By Emmanuel Nduka
Nigeria’s President, Muhammadu Buhari, has disclosed that his administration have entered talks with the World Bank to secure a $30m loan to build a vaccine plant in the country.
According to Buhari, the vaccine plant project would be built in collaboration with May & Baker Nigeria Plc from next year.
Represented by Vice-President Yemi Osinbajo, Buhari made this disclosure in Jos, Plateau State over the weekend during the graduation of Senior Executive Course 43 participants of the National Institute for Policy and Strategic Studies (NIPSS).
“Nigeria is in talks with the World Bank’s private lending arm and other lenders to raise about $30m to help finance a vaccine plant – Biovaccines Nigeria Ltd, (with 49 per cent of the company owned by the Nigerian government and the balance held by May & Baker Nigeria Plc), plans to begin construction of the plant in the first quarter of next year.
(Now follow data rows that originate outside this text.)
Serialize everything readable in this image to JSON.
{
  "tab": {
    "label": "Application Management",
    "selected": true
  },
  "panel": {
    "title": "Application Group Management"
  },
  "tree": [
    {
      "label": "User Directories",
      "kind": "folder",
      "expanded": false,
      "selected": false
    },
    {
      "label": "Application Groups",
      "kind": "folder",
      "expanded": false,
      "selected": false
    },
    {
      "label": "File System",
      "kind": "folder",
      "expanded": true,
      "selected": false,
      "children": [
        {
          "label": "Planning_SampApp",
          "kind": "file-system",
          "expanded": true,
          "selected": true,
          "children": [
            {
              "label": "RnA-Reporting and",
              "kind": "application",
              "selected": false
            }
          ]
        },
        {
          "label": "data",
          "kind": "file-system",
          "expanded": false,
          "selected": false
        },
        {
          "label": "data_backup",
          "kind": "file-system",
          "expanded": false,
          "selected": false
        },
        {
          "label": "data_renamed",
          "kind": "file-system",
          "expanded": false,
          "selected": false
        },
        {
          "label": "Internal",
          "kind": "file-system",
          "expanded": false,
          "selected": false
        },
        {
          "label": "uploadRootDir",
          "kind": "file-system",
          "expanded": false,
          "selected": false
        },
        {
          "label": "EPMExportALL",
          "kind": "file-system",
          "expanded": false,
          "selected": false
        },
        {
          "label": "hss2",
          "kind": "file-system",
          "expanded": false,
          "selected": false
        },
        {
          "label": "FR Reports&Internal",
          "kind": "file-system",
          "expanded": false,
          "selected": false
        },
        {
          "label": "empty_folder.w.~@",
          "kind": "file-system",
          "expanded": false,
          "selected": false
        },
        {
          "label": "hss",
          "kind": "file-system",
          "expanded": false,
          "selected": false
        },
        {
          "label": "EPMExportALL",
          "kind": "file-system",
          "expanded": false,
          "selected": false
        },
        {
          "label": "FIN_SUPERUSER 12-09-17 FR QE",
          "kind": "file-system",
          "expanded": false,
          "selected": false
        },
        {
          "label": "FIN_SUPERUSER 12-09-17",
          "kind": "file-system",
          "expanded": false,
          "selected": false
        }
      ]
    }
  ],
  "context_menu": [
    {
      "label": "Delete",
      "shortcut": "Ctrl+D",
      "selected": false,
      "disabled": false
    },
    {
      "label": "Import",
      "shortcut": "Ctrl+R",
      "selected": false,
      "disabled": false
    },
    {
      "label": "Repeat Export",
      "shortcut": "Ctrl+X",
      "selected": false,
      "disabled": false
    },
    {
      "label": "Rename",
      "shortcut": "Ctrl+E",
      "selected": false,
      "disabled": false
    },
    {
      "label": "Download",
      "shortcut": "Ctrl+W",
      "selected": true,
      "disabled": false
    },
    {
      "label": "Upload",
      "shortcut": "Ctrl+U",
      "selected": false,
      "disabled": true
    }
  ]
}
“The plant will initially ‘fill and finish,’ which means importing the raw materials for the vaccines and then packaging them for distribution. Full manufacturing is expected to follow,” he said.
He said the good policies of his government calmed the consequences of the Covid-19 pandemic, and prevented it from wreaking havoc on the Nigerian economy.
“The GDP contracted to -6.10 per cent during the second quarter of 2020; the oil price at one point was about $10 a barrel and then finally settled at about $45 per barrel during the second quarter of 2020.
“Unemployment went up to 33.3 per cent in the fourth quarter of 2020; the transportation sector declined by 49 per cent; the hospitality sector fell 40 per cent; the education sector fell 24 per cent; real estate declined by 22 per cent; trade declined by 17 per cent and construction declined by 40 per cent.
“Nigeria was in a terrible economic situation and in response, the President took two swift steps. One was to set up a small inter-ministerial Committee headed by the Minister of Finance, Zainab Ahmed, to quickly work out the implications and the immediate mitigation for the economic shocks we were headed for.
“The second thing the President did swiftly was to direct a team of ministers and interagency heads to draw up a 12-month economic emergency plan, which became known as the Economic Sustainability Plan.
“We were clear that the only way of avoiding an economic disaster that could last for years was for the government to essentially put forward a major fiscal stimulus plan. Such a plan must have clear objectives of saving jobs and creating new ones, supporting businesses that may close down, and employees that may not be paid during lockdowns, and, of course, healthcare support to reduce the COVID-19 caseload. So, we promptly put forward a stimulus plan in the order of N2.3 trillion,” he added.